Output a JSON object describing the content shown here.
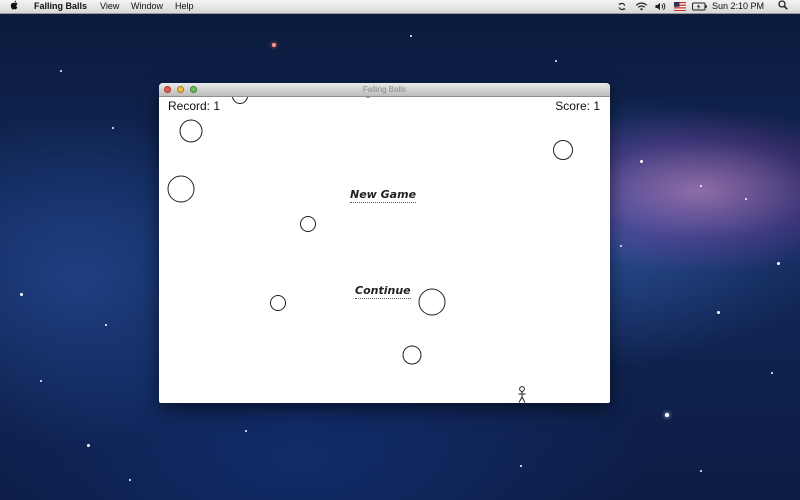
{
  "menubar": {
    "app_name": "Falling Balls",
    "menus": [
      "View",
      "Window",
      "Help"
    ],
    "clock": "Sun 2:10 PM",
    "tray_icons": [
      "sync-icon",
      "wifi-icon",
      "volume-icon",
      "us-flag-icon",
      "battery-icon"
    ]
  },
  "window": {
    "title": "Falling Balls"
  },
  "game": {
    "record_label": "Record: 1",
    "score_label": "Score: 1",
    "new_game_label": "New Game",
    "continue_label": "Continue"
  },
  "colors": {
    "ball_stroke": "#222222",
    "background_white": "#ffffff"
  }
}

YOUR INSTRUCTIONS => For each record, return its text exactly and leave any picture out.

EXERCISE SOLUTION =>
Output a JSON object describing the content shown here.
{
  "menubar": {
    "app_name": "Falling Balls",
    "menus": [
      "View",
      "Window",
      "Help"
    ],
    "clock": "Sun 2:10 PM",
    "tray_icons": [
      "sync-icon",
      "wifi-icon",
      "volume-icon",
      "us-flag-icon",
      "battery-icon"
    ]
  },
  "window": {
    "title": "Falling Balls"
  },
  "game": {
    "record_label": "Record: 1",
    "score_label": "Score: 1",
    "new_game_label": "New Game",
    "continue_label": "Continue"
  },
  "colors": {
    "ball_stroke": "#222222",
    "background_white": "#ffffff"
  }
}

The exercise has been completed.